In Sumy, the 93rd Brigade was victorious, driving Russian forces out of the area. In the more than three months that they were posted near Izyum, the front line did not move much, although Dmytruk said his unit advanced about 5 miles along part of it during this period. The road leading to the current Ukrainian trench positions is littered with destroyed Russian vehicles and rotting corpses of soldiers. The grain fields here have been scorched and filled with artillery shell craters – sunflowers tend to sprout around their edges.
The tanks the Russians use now are older, Dmytruk said, because javelins and similar weapons have depleted their arsenal. Even the crews operating the tanks are now less experienced, often failing even to fire on Dmytruk’s forces before they are eliminated, he said, because they failed to load the tanks properly. ammunition.

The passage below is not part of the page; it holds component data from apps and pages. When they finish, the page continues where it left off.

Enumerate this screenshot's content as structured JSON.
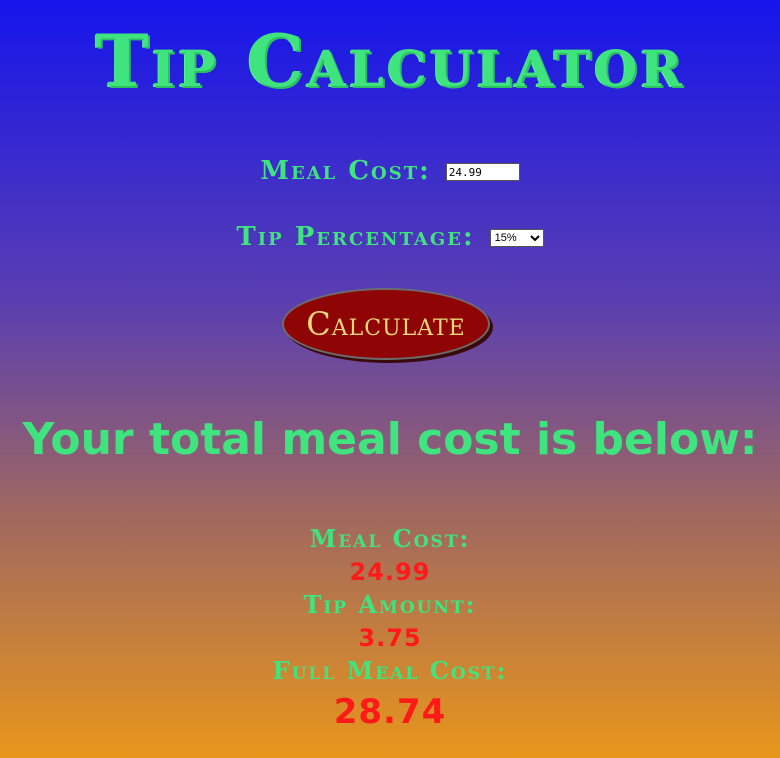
{
  "header": {
    "title": "Tip Calculator"
  },
  "form": {
    "meal_cost_label": "Meal Cost:",
    "meal_cost_value": "24.99",
    "tip_percentage_label": "Tip Percentage:",
    "tip_percentage_selected": "15%",
    "calculate_label": "Calculate"
  },
  "results": {
    "heading": "Your total meal cost is below:",
    "meal_cost_label": "Meal Cost:",
    "meal_cost_value": "24.99",
    "tip_amount_label": "Tip Amount:",
    "tip_amount_value": "3.75",
    "full_meal_cost_label": "Full Meal Cost:",
    "full_meal_cost_value": "28.74"
  },
  "colors": {
    "label_green": "#3fe47f",
    "value_red": "#ff1a1a",
    "button_bg": "#8f0505",
    "button_text": "#e9d87a"
  }
}
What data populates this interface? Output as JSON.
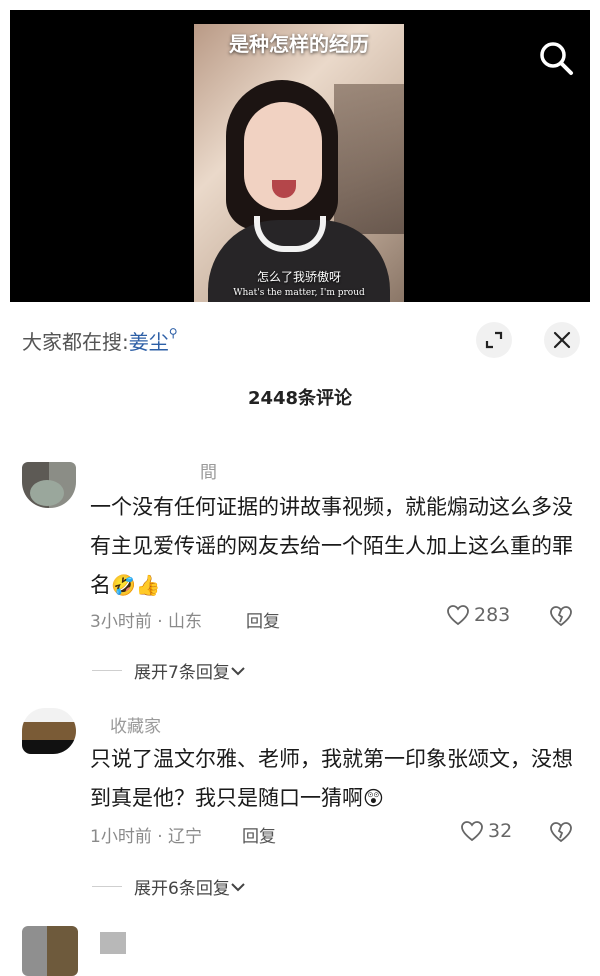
{
  "video": {
    "title": "是种怎样的经历",
    "subtitle_cn": "怎么了我骄傲呀",
    "subtitle_en": "What's the matter, I'm proud"
  },
  "search_bar": {
    "prefix": "大家都在搜:",
    "keyword": "姜尘"
  },
  "comments_header": {
    "count_label": "2448条评论"
  },
  "comments": [
    {
      "username": "間",
      "text": "一个没有任何证据的讲故事视频，就能煽动这么多没有主见爱传谣的网友去给一个陌生人加上这么重的罪名",
      "emoji": "🤣👍",
      "meta": "3小时前 · 山东",
      "reply_label": "回复",
      "likes": "283",
      "expand_label": "展开7条回复"
    },
    {
      "username": "收藏家",
      "text": "只说了温文尔雅、老师，我就第一印象张颂文，没想到真是他？我只是随口一猜啊",
      "emoji": "😲",
      "meta": "1小时前 · 辽宁",
      "reply_label": "回复",
      "likes": "32",
      "expand_label": "展开6条回复"
    }
  ],
  "icons": {
    "search": "search-icon",
    "expand": "expand-icon",
    "close": "close-icon",
    "heart": "heart-icon",
    "broken_heart": "dislike-icon",
    "chevron": "chevron-down-icon"
  },
  "colors": {
    "keyword": "#2d5fa6",
    "meta": "#8a8a8a"
  }
}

“Ukrainian army basically destroyed its last tanks and infantry fighting vehicles in the first wave of fighting,” Dmytruk said. “The last of their vehicles that we damaged just a few days ago was a BMP-1, which is one of their oldest models. They would have had that one in storage for a long time, so they’re really emptying their stock right now.

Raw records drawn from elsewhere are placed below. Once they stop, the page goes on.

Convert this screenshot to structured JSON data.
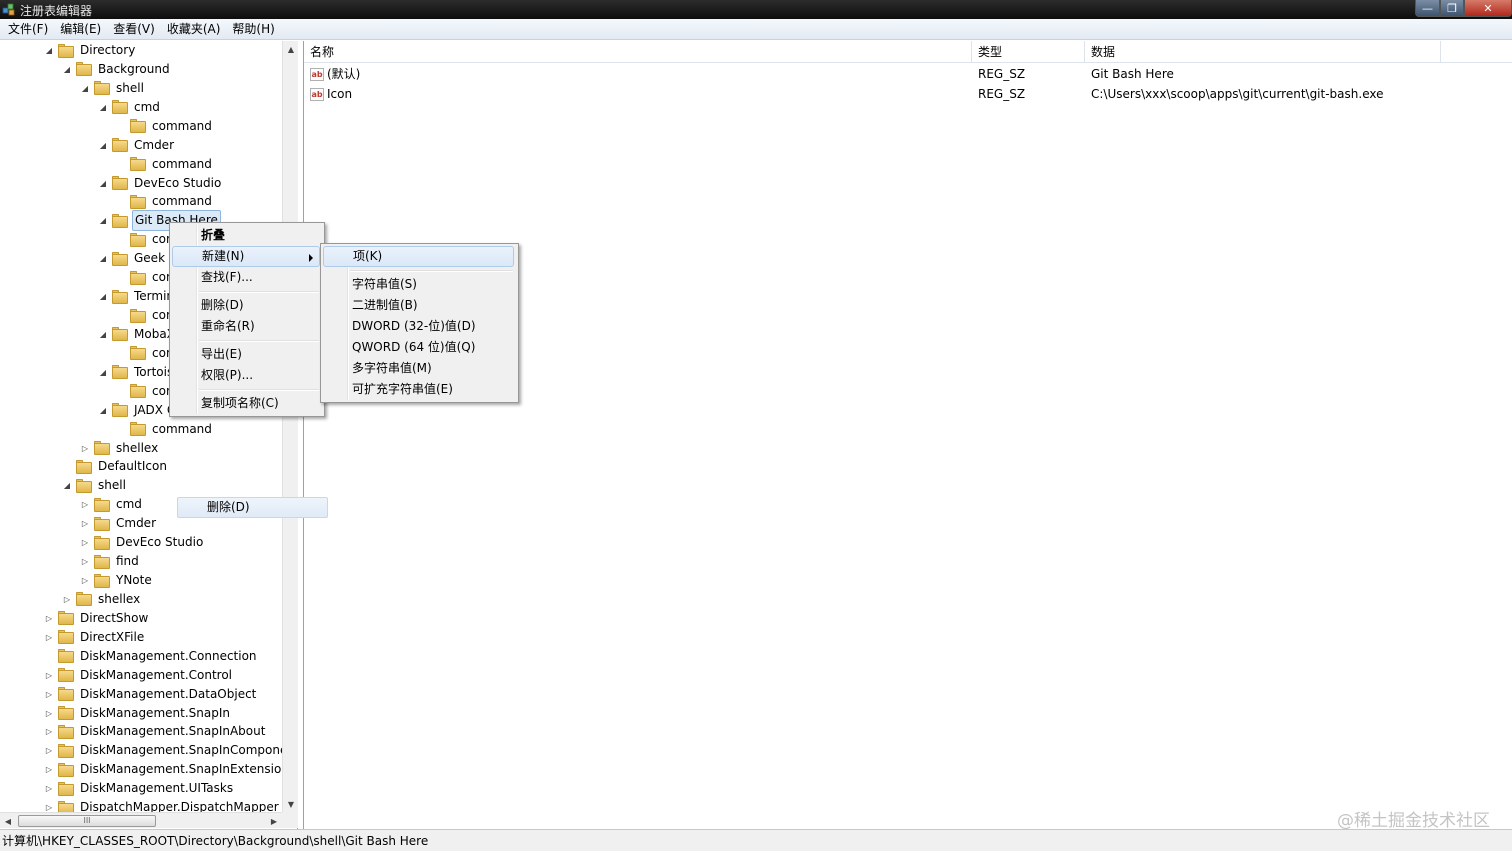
{
  "window": {
    "title": "注册表编辑器",
    "min_label": "—",
    "max_label": "❐",
    "close_label": "✕"
  },
  "menubar": [
    "文件(F)",
    "编辑(E)",
    "查看(V)",
    "收藏夹(A)",
    "帮助(H)"
  ],
  "tree": [
    {
      "label": "Directory",
      "level": 0,
      "expander": "open"
    },
    {
      "label": "Background",
      "level": 1,
      "expander": "open"
    },
    {
      "label": "shell",
      "level": 2,
      "expander": "open"
    },
    {
      "label": "cmd",
      "level": 3,
      "expander": "open"
    },
    {
      "label": "command",
      "level": 4,
      "expander": "none"
    },
    {
      "label": "Cmder",
      "level": 3,
      "expander": "open"
    },
    {
      "label": "command",
      "level": 4,
      "expander": "none"
    },
    {
      "label": "DevEco Studio",
      "level": 3,
      "expander": "open"
    },
    {
      "label": "command",
      "level": 4,
      "expander": "none"
    },
    {
      "label": "Git Bash Here",
      "level": 3,
      "expander": "open",
      "selected": true
    },
    {
      "label": "command",
      "level": 4,
      "expander": "none"
    },
    {
      "label": "Geek Uninstaller",
      "level": 3,
      "expander": "open"
    },
    {
      "label": "command",
      "level": 4,
      "expander": "none"
    },
    {
      "label": "Terminal",
      "level": 3,
      "expander": "open"
    },
    {
      "label": "command",
      "level": 4,
      "expander": "none"
    },
    {
      "label": "MobaXterm",
      "level": 3,
      "expander": "open"
    },
    {
      "label": "command",
      "level": 4,
      "expander": "none"
    },
    {
      "label": "TortoiseGit",
      "level": 3,
      "expander": "open"
    },
    {
      "label": "command",
      "level": 4,
      "expander": "none"
    },
    {
      "label": "JADX GUI",
      "level": 3,
      "expander": "open"
    },
    {
      "label": "command",
      "level": 4,
      "expander": "none"
    },
    {
      "label": "shellex",
      "level": 2,
      "expander": "closed"
    },
    {
      "label": "DefaultIcon",
      "level": 1,
      "expander": "none"
    },
    {
      "label": "shell",
      "level": 1,
      "expander": "open"
    },
    {
      "label": "cmd",
      "level": 2,
      "expander": "closed"
    },
    {
      "label": "Cmder",
      "level": 2,
      "expander": "closed"
    },
    {
      "label": "DevEco Studio",
      "level": 2,
      "expander": "closed"
    },
    {
      "label": "find",
      "level": 2,
      "expander": "closed"
    },
    {
      "label": "YNote",
      "level": 2,
      "expander": "closed"
    },
    {
      "label": "shellex",
      "level": 1,
      "expander": "closed"
    },
    {
      "label": "DirectShow",
      "level": 0,
      "expander": "closed"
    },
    {
      "label": "DirectXFile",
      "level": 0,
      "expander": "closed"
    },
    {
      "label": "DiskManagement.Connection",
      "level": 0,
      "expander": "none"
    },
    {
      "label": "DiskManagement.Control",
      "level": 0,
      "expander": "closed"
    },
    {
      "label": "DiskManagement.DataObject",
      "level": 0,
      "expander": "closed"
    },
    {
      "label": "DiskManagement.SnapIn",
      "level": 0,
      "expander": "closed"
    },
    {
      "label": "DiskManagement.SnapInAbout",
      "level": 0,
      "expander": "closed"
    },
    {
      "label": "DiskManagement.SnapInComponent",
      "level": 0,
      "expander": "closed"
    },
    {
      "label": "DiskManagement.SnapInExtension",
      "level": 0,
      "expander": "closed"
    },
    {
      "label": "DiskManagement.UITasks",
      "level": 0,
      "expander": "closed"
    },
    {
      "label": "DispatchMapper.DispatchMapper",
      "level": 0,
      "expander": "closed"
    }
  ],
  "list": {
    "headers": [
      "名称",
      "类型",
      "数据"
    ],
    "rows": [
      {
        "icon": "ab",
        "name": "(默认)",
        "type": "REG_SZ",
        "data": "Git Bash Here"
      },
      {
        "icon": "ab",
        "name": "Icon",
        "type": "REG_SZ",
        "data": "C:\\Users\\xxx\\scoop\\apps\\git\\current\\git-bash.exe"
      }
    ]
  },
  "context_menu": {
    "items": [
      {
        "label": "折叠",
        "bold": true
      },
      {
        "label": "新建(N)",
        "submenu": true,
        "highlight": true
      },
      {
        "label": "查找(F)..."
      },
      {
        "sep": true
      },
      {
        "label": "删除(D)"
      },
      {
        "label": "重命名(R)"
      },
      {
        "sep": true
      },
      {
        "label": "导出(E)"
      },
      {
        "label": "权限(P)..."
      },
      {
        "sep": true
      },
      {
        "label": "复制项名称(C)"
      }
    ]
  },
  "submenu": {
    "items": [
      {
        "label": "项(K)",
        "highlight": true
      },
      {
        "sep": true
      },
      {
        "label": "字符串值(S)"
      },
      {
        "label": "二进制值(B)"
      },
      {
        "label": "DWORD (32-位)值(D)"
      },
      {
        "label": "QWORD (64 位)值(Q)"
      },
      {
        "label": "多字符串值(M)"
      },
      {
        "label": "可扩充字符串值(E)"
      }
    ]
  },
  "ghost_item": "删除(D)",
  "statusbar": "计算机\\HKEY_CLASSES_ROOT\\Directory\\Background\\shell\\Git Bash Here",
  "watermark": "@稀土掘金技术社区",
  "hscroll_thumb": "III"
}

Washington has provided Ukraine with more than 5,000 javelins as part of its more than $8 billion in material aid since the start of the Biden administration. In the early days of war, javelins were issued to anyone who spotted an enemy column – sometimes with on-the-spot instructions.

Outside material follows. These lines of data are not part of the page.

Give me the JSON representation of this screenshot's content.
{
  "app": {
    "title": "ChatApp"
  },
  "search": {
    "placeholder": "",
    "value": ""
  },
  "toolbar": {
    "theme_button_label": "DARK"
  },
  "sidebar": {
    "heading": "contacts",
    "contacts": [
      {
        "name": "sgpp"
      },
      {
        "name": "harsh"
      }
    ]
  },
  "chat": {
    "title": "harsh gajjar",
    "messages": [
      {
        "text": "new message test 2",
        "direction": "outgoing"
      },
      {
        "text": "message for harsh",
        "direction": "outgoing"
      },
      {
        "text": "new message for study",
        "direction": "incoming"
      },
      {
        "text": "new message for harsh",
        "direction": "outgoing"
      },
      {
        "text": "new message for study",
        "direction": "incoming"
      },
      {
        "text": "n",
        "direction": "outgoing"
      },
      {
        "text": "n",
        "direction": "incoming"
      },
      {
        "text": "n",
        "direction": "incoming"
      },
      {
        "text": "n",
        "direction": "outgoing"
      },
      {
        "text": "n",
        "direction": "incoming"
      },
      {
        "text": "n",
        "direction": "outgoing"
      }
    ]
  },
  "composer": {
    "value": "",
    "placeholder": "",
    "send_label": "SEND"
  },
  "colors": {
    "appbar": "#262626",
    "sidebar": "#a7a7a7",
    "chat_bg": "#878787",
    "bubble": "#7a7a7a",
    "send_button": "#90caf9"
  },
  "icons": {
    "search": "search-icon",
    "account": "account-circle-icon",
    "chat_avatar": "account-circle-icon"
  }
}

Prior to the Russian invasion, some Ukrainian servicemen had attended special sessions with American trainers on the use of the javelin. But it was far from enough to defend against Russian tank convoys once the war started.
Sosovskyy said he watched a 5-minute YouTube video and scanned a 12-point instruction manual – while being led to where he was to start firing the weapons. The first time, it didn’t work.
“You shoot, but something doesn’t work and you try to learn on your own, with the enemy right there,” he said. “When we realized this and managed to hit targets, not only was the target destroyed, but the rest of the convoy got scared and ran away. Javelins helped us get rid of them quickly.
“You are like in a cartoon,” added Sosovskyy. “Click-click and it flies.”
While waiting for weapons, the Ukrainians hold the line with Soviet artillery
Using Javelins and other anti-tank missiles, such as the British NLAW and the Ukrainian-made Stugna-P, now requires more hunting. The 93rd Brigade uses drones to search for targets. Then small teams – usually around two people – move around the firing range to take it out with Javelins or NLAWs, which are considered lighter and easier to use but reserved for shorter distances.
Members of the 93rd Brigade also found creative ways to reach the Russians. Dmytruk said his soldiers sometimes attached a “gift” – an anti-tank grenade – to a drone which then dropped it on any enemy vehicle.
“Right now they are even scared to walk to their tanks,” Dmytruk said. He said he intercepted the audio of some Russian commanders telling their soldiers to fill white bags with dirt and cover the tops of their tanks. Dmytruk said it was “unnecessary”.
And it’s not just empty Javelin crates his squad recycles. If a Russian tank or combat vehicle is slightly damaged and salvageable, the Ukrainians will recover it themselves. Dmytruk said his battalion alone destroyed 18 Russian tanks, but five were taken as “trophies” which Ukrainian soldiers repaired, repainted and redeployed to the front.
Among them are two T-80 models parked in thick mud and under the cover of tree limbs. They weren’t hit by Javelins – so they wouldn’t have been salvageable. But with the capture of many of their tanks, the Russians are turning to older tanks, and the Ukrainians are fighting them with their newer ones.
“We can see by their equipment that they lack it,” Sosovskyy said. “We learn this from intercepted messages or certain stories. We see that they are panicking, that their recognition is weakening. So we are hopeful. And we will do everything we can to get them out of here.
Serhiy Morgunov contributed to this report.